* **WORKING DATA**:
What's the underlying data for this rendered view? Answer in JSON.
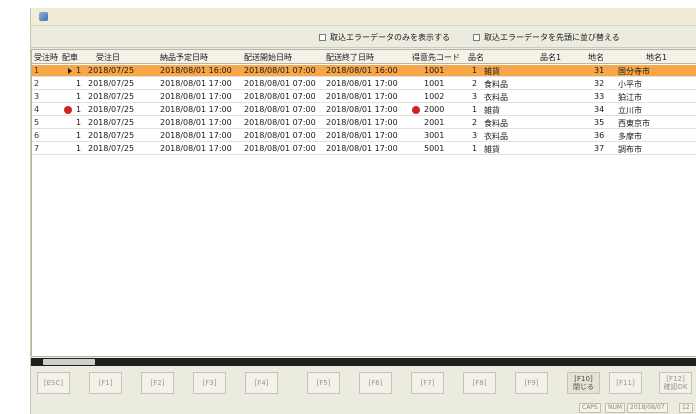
{
  "options": {
    "show_errors_only": "取込エラーデータのみを表示する",
    "sort_errors_first": "取込エラーデータを先頭に並び替える"
  },
  "columns": [
    "受注時",
    "配車",
    "受注日",
    "納品予定日時",
    "配送開始日時",
    "配送終了日時",
    "得意先コード",
    "品名",
    "品名1",
    "地名",
    "地名1"
  ],
  "rows": [
    {
      "no": "1",
      "flag": "1",
      "order_date": "2018/07/25",
      "delivery": "2018/08/01 16:00",
      "start": "2018/08/01 07:00",
      "end": "2018/08/01 16:00",
      "customer": "1001",
      "item_no": "1",
      "item": "雑貨",
      "area_no": "31",
      "area": "国分寺市",
      "selected": true,
      "error": false
    },
    {
      "no": "2",
      "flag": "1",
      "order_date": "2018/07/25",
      "delivery": "2018/08/01 17:00",
      "start": "2018/08/01 07:00",
      "end": "2018/08/01 17:00",
      "customer": "1001",
      "item_no": "2",
      "item": "食料品",
      "area_no": "32",
      "area": "小平市",
      "selected": false,
      "error": false
    },
    {
      "no": "3",
      "flag": "1",
      "order_date": "2018/07/25",
      "delivery": "2018/08/01 17:00",
      "start": "2018/08/01 07:00",
      "end": "2018/08/01 17:00",
      "customer": "1002",
      "item_no": "3",
      "item": "衣料品",
      "area_no": "33",
      "area": "狛江市",
      "selected": false,
      "error": false
    },
    {
      "no": "4",
      "flag": "1",
      "order_date": "2018/07/25",
      "delivery": "2018/08/01 17:00",
      "start": "2018/08/01 07:00",
      "end": "2018/08/01 17:00",
      "customer": "2000",
      "item_no": "1",
      "item": "雑貨",
      "area_no": "34",
      "area": "立川市",
      "selected": false,
      "error": true
    },
    {
      "no": "5",
      "flag": "1",
      "order_date": "2018/07/25",
      "delivery": "2018/08/01 17:00",
      "start": "2018/08/01 07:00",
      "end": "2018/08/01 17:00",
      "customer": "2001",
      "item_no": "2",
      "item": "食料品",
      "area_no": "35",
      "area": "西東京市",
      "selected": false,
      "error": false
    },
    {
      "no": "6",
      "flag": "1",
      "order_date": "2018/07/25",
      "delivery": "2018/08/01 17:00",
      "start": "2018/08/01 07:00",
      "end": "2018/08/01 17:00",
      "customer": "3001",
      "item_no": "3",
      "item": "衣料品",
      "area_no": "36",
      "area": "多摩市",
      "selected": false,
      "error": false
    },
    {
      "no": "7",
      "flag": "1",
      "order_date": "2018/07/25",
      "delivery": "2018/08/01 17:00",
      "start": "2018/08/01 07:00",
      "end": "2018/08/01 17:00",
      "customer": "5001",
      "item_no": "1",
      "item": "雑貨",
      "area_no": "37",
      "area": "調布市",
      "selected": false,
      "error": false
    }
  ],
  "fkeys": [
    {
      "label": "[ESC]",
      "active": false
    },
    {
      "label": "[F1]",
      "active": false
    },
    {
      "label": "[F2]",
      "active": false
    },
    {
      "label": "[F3]",
      "active": false
    },
    {
      "label": "[F4]",
      "active": false
    },
    {
      "label": "[F5]",
      "active": false
    },
    {
      "label": "[F6]",
      "active": false
    },
    {
      "label": "[F7]",
      "active": false
    },
    {
      "label": "[F8]",
      "active": false
    },
    {
      "label": "[F9]",
      "active": false
    },
    {
      "label": "[F10]\n閉じる",
      "active": true
    },
    {
      "label": "[F11]",
      "active": false
    },
    {
      "label": "[F12]\n確認OK",
      "active": false
    }
  ],
  "status": {
    "caps": "CAPS",
    "num": "NUM",
    "date": "2018/08/07",
    "time": "12"
  },
  "colors": {
    "selected_row": "#f7a64a",
    "error_icon": "#d2231e"
  }
}
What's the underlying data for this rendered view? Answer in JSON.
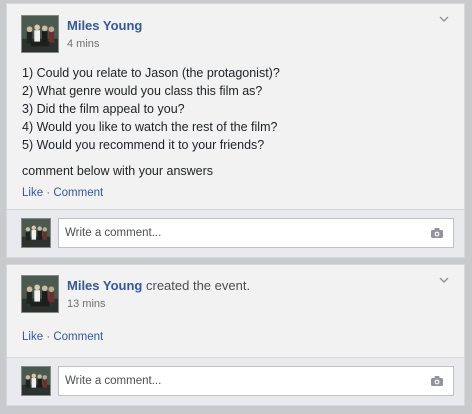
{
  "posts": [
    {
      "author": "Miles Young",
      "action": "",
      "time": "4 mins",
      "questions": [
        "1) Could you relate to Jason (the protagonist)?",
        "2) What genre would you class this film as?",
        "3) Did the film appeal to you?",
        "4) Would you like to watch the rest of the film?",
        "5) Would you recommend it to your friends?"
      ],
      "cta": "comment below with your answers",
      "like_label": "Like",
      "separator": "·",
      "comment_label": "Comment",
      "comment_placeholder": "Write a comment...",
      "options_icon": "chevron-down-icon",
      "camera_icon": "camera-icon"
    },
    {
      "author": "Miles Young",
      "action": "created the event.",
      "time": "13 mins",
      "like_label": "Like",
      "separator": "·",
      "comment_label": "Comment",
      "comment_placeholder": "Write a comment...",
      "options_icon": "chevron-down-icon",
      "camera_icon": "camera-icon"
    }
  ],
  "colors": {
    "link": "#365899",
    "card": "#f2f2f2",
    "comment_bg": "#e9eaed",
    "page_bg": "#c9cacc"
  }
}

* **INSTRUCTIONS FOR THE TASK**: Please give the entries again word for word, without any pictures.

* **TASK RESPONSE**:
What's the underlying data for this rendered view? Answer in JSON.
{
  "options": {
    "show_errors_only": "取込エラーデータのみを表示する",
    "sort_errors_first": "取込エラーデータを先頭に並び替える"
  },
  "columns": [
    "受注時",
    "配車",
    "受注日",
    "納品予定日時",
    "配送開始日時",
    "配送終了日時",
    "得意先コード",
    "品名",
    "品名1",
    "地名",
    "地名1"
  ],
  "rows": [
    {
      "no": "1",
      "flag": "1",
      "order_date": "2018/07/25",
      "delivery": "2018/08/01 16:00",
      "start": "2018/08/01 07:00",
      "end": "2018/08/01 16:00",
      "customer": "1001",
      "item_no": "1",
      "item": "雑貨",
      "area_no": "31",
      "area": "国分寺市",
      "selected": true,
      "error": false
    },
    {
      "no": "2",
      "flag": "1",
      "order_date": "2018/07/25",
      "delivery": "2018/08/01 17:00",
      "start": "2018/08/01 07:00",
      "end": "2018/08/01 17:00",
      "customer": "1001",
      "item_no": "2",
      "item": "食料品",
      "area_no": "32",
      "area": "小平市",
      "selected": false,
      "error": false
    },
    {
      "no": "3",
      "flag": "1",
      "order_date": "2018/07/25",
      "delivery": "2018/08/01 17:00",
      "start": "2018/08/01 07:00",
      "end": "2018/08/01 17:00",
      "customer": "1002",
      "item_no": "3",
      "item": "衣料品",
      "area_no": "33",
      "area": "狛江市",
      "selected": false,
      "error": false
    },
    {
      "no": "4",
      "flag": "1",
      "order_date": "2018/07/25",
      "delivery": "2018/08/01 17:00",
      "start": "2018/08/01 07:00",
      "end": "2018/08/01 17:00",
      "customer": "2000",
      "item_no": "1",
      "item": "雑貨",
      "area_no": "34",
      "area": "立川市",
      "selected": false,
      "error": true
    },
    {
      "no": "5",
      "flag": "1",
      "order_date": "2018/07/25",
      "delivery": "2018/08/01 17:00",
      "start": "2018/08/01 07:00",
      "end": "2018/08/01 17:00",
      "customer": "2001",
      "item_no": "2",
      "item": "食料品",
      "area_no": "35",
      "area": "西東京市",
      "selected": false,
      "error": false
    },
    {
      "no": "6",
      "flag": "1",
      "order_date": "2018/07/25",
      "delivery": "2018/08/01 17:00",
      "start": "2018/08/01 07:00",
      "end": "2018/08/01 17:00",
      "customer": "3001",
      "item_no": "3",
      "item": "衣料品",
      "area_no": "36",
      "area": "多摩市",
      "selected": false,
      "error": false
    },
    {
      "no": "7",
      "flag": "1",
      "order_date": "2018/07/25",
      "delivery": "2018/08/01 17:00",
      "start": "2018/08/01 07:00",
      "end": "2018/08/01 17:00",
      "customer": "5001",
      "item_no": "1",
      "item": "雑貨",
      "area_no": "37",
      "area": "調布市",
      "selected": false,
      "error": false
    }
  ],
  "fkeys": [
    {
      "label": "[ESC]",
      "active": false
    },
    {
      "label": "[F1]",
      "active": false
    },
    {
      "label": "[F2]",
      "active": false
    },
    {
      "label": "[F3]",
      "active": false
    },
    {
      "label": "[F4]",
      "active": false
    },
    {
      "label": "[F5]",
      "active": false
    },
    {
      "label": "[F6]",
      "active": false
    },
    {
      "label": "[F7]",
      "active": false
    },
    {
      "label": "[F8]",
      "active": false
    },
    {
      "label": "[F9]",
      "active": false
    },
    {
      "label": "[F10]\n閉じる",
      "active": true
    },
    {
      "label": "[F11]",
      "active": false
    },
    {
      "label": "[F12]\n確認OK",
      "active": false
    }
  ],
  "status": {
    "caps": "CAPS",
    "num": "NUM",
    "date": "2018/08/07",
    "time": "12"
  },
  "colors": {
    "selected_row": "#f7a64a",
    "error_icon": "#d2231e"
  }
}
What's the underlying data for this rendered view? Answer in JSON.
{
  "posts": [
    {
      "author": "Miles Young",
      "action": "",
      "time": "4 mins",
      "questions": [
        "1) Could you relate to Jason (the protagonist)?",
        "2) What genre would you class this film as?",
        "3) Did the film appeal to you?",
        "4) Would you like to watch the rest of the film?",
        "5) Would you recommend it to your friends?"
      ],
      "cta": "comment below with your answers",
      "like_label": "Like",
      "separator": "·",
      "comment_label": "Comment",
      "comment_placeholder": "Write a comment...",
      "options_icon": "chevron-down-icon",
      "camera_icon": "camera-icon"
    },
    {
      "author": "Miles Young",
      "action": "created the event.",
      "time": "13 mins",
      "like_label": "Like",
      "separator": "·",
      "comment_label": "Comment",
      "comment_placeholder": "Write a comment...",
      "options_icon": "chevron-down-icon",
      "camera_icon": "camera-icon"
    }
  ],
  "colors": {
    "link": "#365899",
    "card": "#f2f2f2",
    "comment_bg": "#e9eaed",
    "page_bg": "#c9cacc"
  }
}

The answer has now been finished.